As I continued to follow the news yesterday of the search for the Islamic terrorists in France, I wish I could say I was stunned by revelations of Western cluelessness. Unfortunately, I was not.
Imitating President Obama, we now have a multitude of voices saying that Islamic terrorists are not really Islamic. And a chorus is arising—the same chorus we’ve heard on and off since 9/11—fearful that Americans will now persecute peace-loving Muslims in our midst.
That “boy-cried-wolf” scenario, if it had any validity at all, would have occurred in those days following 9/11, but it never has.
Our mainstream media, fearful of being attacked themselves, pull back from associating this latest atrocity with Islam. They still think there can be peaceful co-existence, if only we play nice.
Listening to all this vacuous thinking reminded me of a quote from Whittaker Chambers in his book Witness. Reflecting on his world in 1925—a world unaware of the Communist threat it faced—he penned these words that could equally apply today in our time of peril:
The dying world of 1925 was without faith, hope, character, understanding of its malady or will to overcome it. It was dying but it laughed. And this laughter was not the defiance of a vigor that refuses to know when it is whipped. It was the loss, by the mind of a whole civilization, of the power to distinguish between reality and unreality, because, ultimately, though I did not know it, it had lost the power to distinguish between good and evil.… The dying world had no answer at all to the crisis of the 20th century, and, when it was mentioned, and every moral voice in the Western world was shrilling crisis, it cocked an ear of complacent deafness and smiled a smile of blank senility—throughout history, the smile of those for whom the executioner waits.
Scary words to me. Scary because they ring so true in the 21st century also. What has happened to Western culture?

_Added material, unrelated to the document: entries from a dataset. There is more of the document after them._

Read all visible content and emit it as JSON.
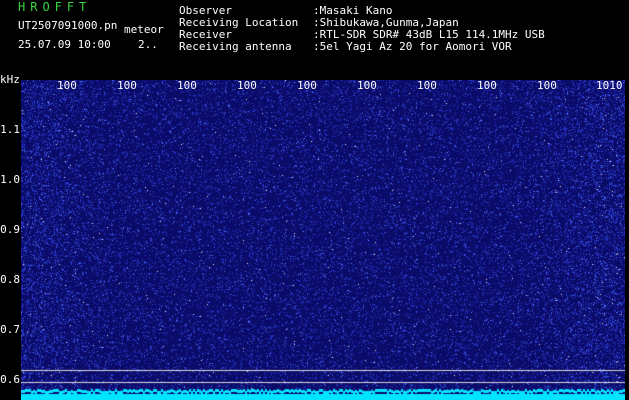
{
  "header": {
    "app_title": "HROFFT",
    "file_name": "UT2507091000.pn",
    "file_suffix": "meteor",
    "timestamp": "25.07.09 10:00",
    "count_value": "2.."
  },
  "info": [
    {
      "label": "Observer",
      "value": ":Masaki Kano"
    },
    {
      "label": "Receiving Location",
      "value": ":Shibukawa,Gunma,Japan"
    },
    {
      "label": "Receiver",
      "value": ":RTL-SDR SDR# 43dB L15 114.1MHz USB"
    },
    {
      "label": "Receiving antenna",
      "value": ":5el Yagi Az 20 for Aomori VOR"
    }
  ],
  "spectrogram": {
    "y_unit": "kHz",
    "y_ticks": [
      "1.1",
      "1.0",
      "0.9",
      "0.8",
      "0.7",
      "0.6"
    ],
    "time_labels": [
      "100",
      "100",
      "100",
      "100",
      "100",
      "100",
      "100",
      "100",
      "100",
      "1010"
    ],
    "colors": {
      "background": "#0b0b6a",
      "noise": "#3b5bff",
      "bright": "#ffffff",
      "baseline": "#00e5ff",
      "guide": "#d9d9d9"
    }
  }
}
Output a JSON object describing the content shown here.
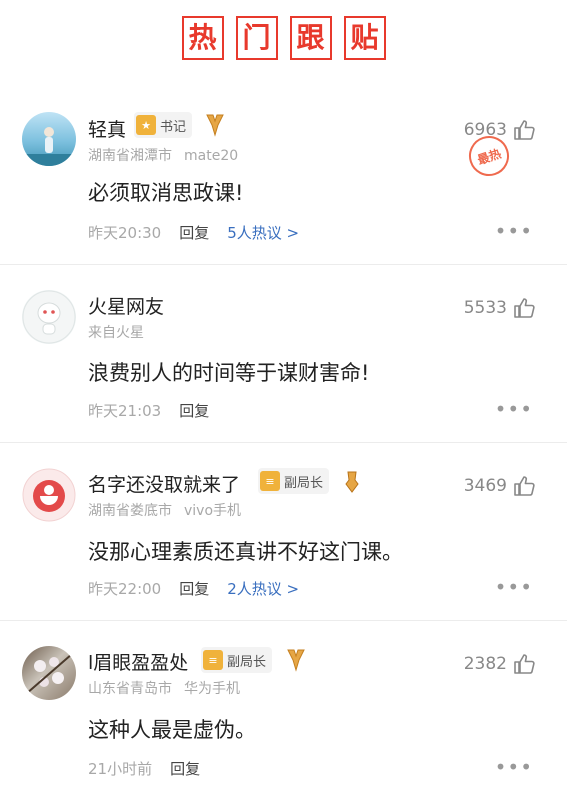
{
  "header": {
    "title_chars": [
      "热",
      "门",
      "跟",
      "贴"
    ]
  },
  "comments": [
    {
      "username": "轻真",
      "badge": "书记",
      "location": "湖南省湘潭市",
      "device": "mate20",
      "text": "必须取消思政课!",
      "time": "昨天20:30",
      "reply": "回复",
      "hot": "5人热议 >",
      "likes": "6963",
      "stamp": "最热"
    },
    {
      "username": "火星网友",
      "location": "来自火星",
      "text": "浪费别人的时间等于谋财害命!",
      "time": "昨天21:03",
      "reply": "回复",
      "likes": "5533"
    },
    {
      "username": "名字还没取就来了",
      "badge": "副局长",
      "location": "湖南省娄底市",
      "device": "vivo手机",
      "text": "没那心理素质还真讲不好这门课。",
      "time": "昨天22:00",
      "reply": "回复",
      "hot": "2人热议 >",
      "likes": "3469"
    },
    {
      "username": "l眉眼盈盈处",
      "badge": "副局长",
      "location": "山东省青岛市",
      "device": "华为手机",
      "text": "这种人最是虚伪。",
      "time": "21小时前",
      "reply": "回复",
      "likes": "2382"
    }
  ],
  "more_label": "•••",
  "colors": {
    "accent_red": "#e8392c",
    "link_blue": "#3a6fbf",
    "badge_gold": "#f0b23b"
  },
  "icons": [
    "thumbs-up-icon",
    "more-icon",
    "medal-icon",
    "badge-icon"
  ]
}
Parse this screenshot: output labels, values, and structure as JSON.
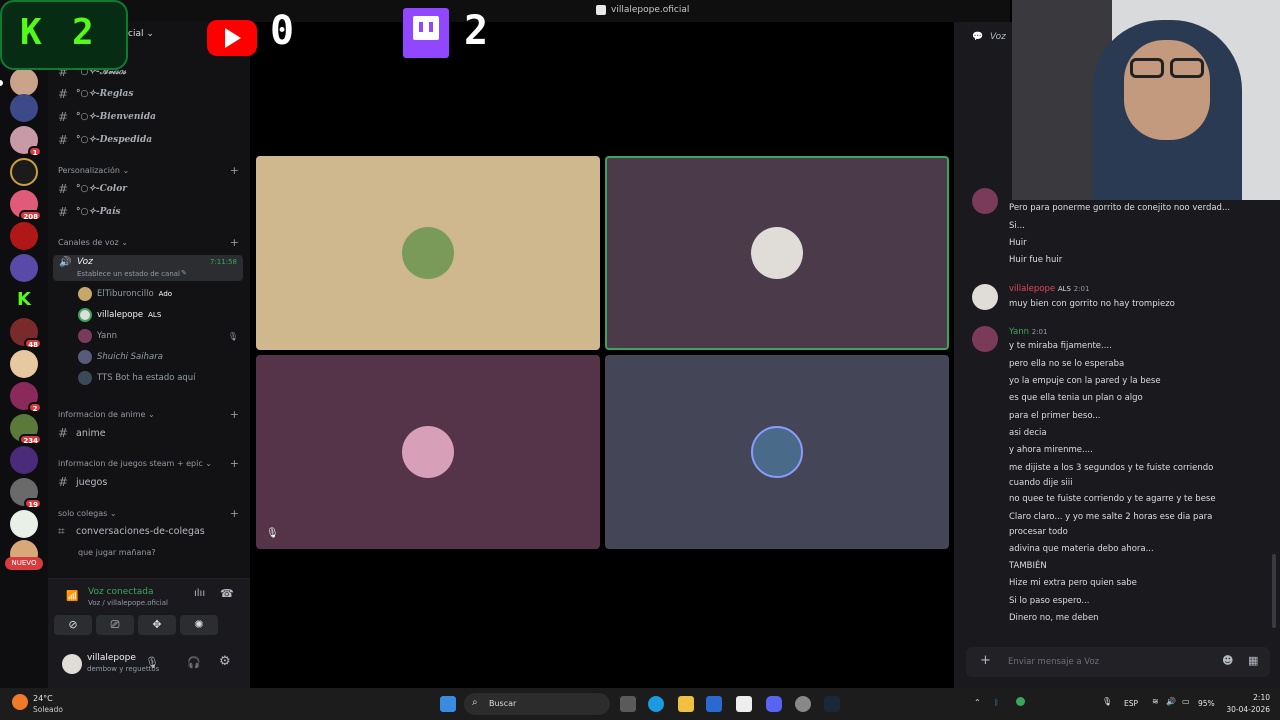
{
  "window": {
    "title": "villalepope.oficial",
    "server_name_partial": "cial"
  },
  "overlay": {
    "kick_count": "2",
    "youtube_count": "0",
    "twitch_count": "2"
  },
  "rail": {
    "badges": [
      "1",
      "208",
      "48",
      "2",
      "234",
      "19"
    ],
    "new_label": "NUEVO"
  },
  "sidebar": {
    "channels_top": [
      {
        "name": "°○✧-𝒜𝓋𝒾𝓈𝑜𝓈"
      },
      {
        "name": "°○✧-Reglas"
      },
      {
        "name": "°○✧-Bienvenida"
      },
      {
        "name": "°○✧-Despedida"
      }
    ],
    "category_personalizacion": "Personalización",
    "channels_personal": [
      {
        "name": "°○✧-Color"
      },
      {
        "name": "°○✧-País"
      }
    ],
    "category_voz": "Canales de voz",
    "voice_channel": {
      "name": "Voz",
      "timer": "7:11:58",
      "status": "Establece un estado de canal"
    },
    "members": [
      {
        "name": "ElTiburoncillo",
        "tag": "Ado"
      },
      {
        "name": "villalepope",
        "tag": "ALS"
      },
      {
        "name": "Yann",
        "tag": ""
      },
      {
        "name": "Shuichi Saihara",
        "tag": ""
      },
      {
        "name": "TTS Bot ha estado aquí",
        "tag": ""
      }
    ],
    "category_anime": "informacion de anime",
    "channel_anime": "anime",
    "category_juegos": "informacion de juegos steam + epic",
    "channel_juegos": "juegos",
    "category_colegas": "solo colegas",
    "channel_colegas": "conversaciones-de-colegas",
    "thread_colegas": "que jugar mañana?"
  },
  "voice_panel": {
    "status": "Voz conectada",
    "location": "Voz / villalepope.oficial"
  },
  "user_panel": {
    "username": "villalepope",
    "status": "dembow y reguettos"
  },
  "chat": {
    "header_channel": "Voz",
    "messages": [
      {
        "text": "Pero para ponerme gorrito de conejito noo verdad..."
      },
      {
        "text": "Si..."
      },
      {
        "text": "Huir"
      },
      {
        "text": "Huir fue huir"
      }
    ],
    "group2": {
      "author": "villalepope",
      "tag": "ALS",
      "time": "2:01",
      "text": "muy bien con gorrito no hay trompiezo"
    },
    "group3": {
      "author": "Yann",
      "time": "2:01",
      "lines": [
        "y te miraba fijamente....",
        "pero ella no se lo esperaba",
        "yo la empuje con la pared y la bese",
        "es que ella tenia un plan o algo",
        "para el primer beso...",
        "asi decia",
        "y ahora mirenme....",
        "me dijiste a los 3 segundos y te fuiste corriendo",
        "cuando dije siii",
        "no quee te fuiste corriendo y te agarre y te bese",
        "Claro claro... y yo me salte 2 horas ese dia para",
        "procesar todo",
        "adivina que materia debo ahora...",
        "TAMBIÉN",
        "Hize mi extra pero quien sabe",
        "Si lo paso espero...",
        "Dinero no, me deben"
      ]
    },
    "input_placeholder": "Enviar mensaje a Voz"
  },
  "taskbar": {
    "weather_temp": "24°C",
    "weather_desc": "Soleado",
    "search_label": "Buscar",
    "lang": "ESP",
    "battery": "95%",
    "time": "2:10",
    "date": "30-04-2026"
  },
  "colors": {
    "tile1": "#cfb88e",
    "tile2": "#4a3a4a",
    "tile3": "#553348",
    "tile4": "#454558",
    "speaking": "#3ba55d",
    "kick_green": "#53fc18"
  }
}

It has lost its Christian underpinnings. Keen analysis is rare due to our rejection of truth. We are dying, but we laugh. We have lost the power to distinguish reality from unreality because we have lost clear concepts of good and evil that come from the Biblical worldview.
Our elites, whether in government, the media, or academia, have no answers. We are in a crisis that they refuse to acknowledge. The few—the Christian few, and others who retain the Christian framework in their thinking—point to the crisis, but complacent deafness and the smile of blank senility is the only response. Our executioner awaits, if we don’t return to our roots.
A political cartoon yesterday sums up our plight: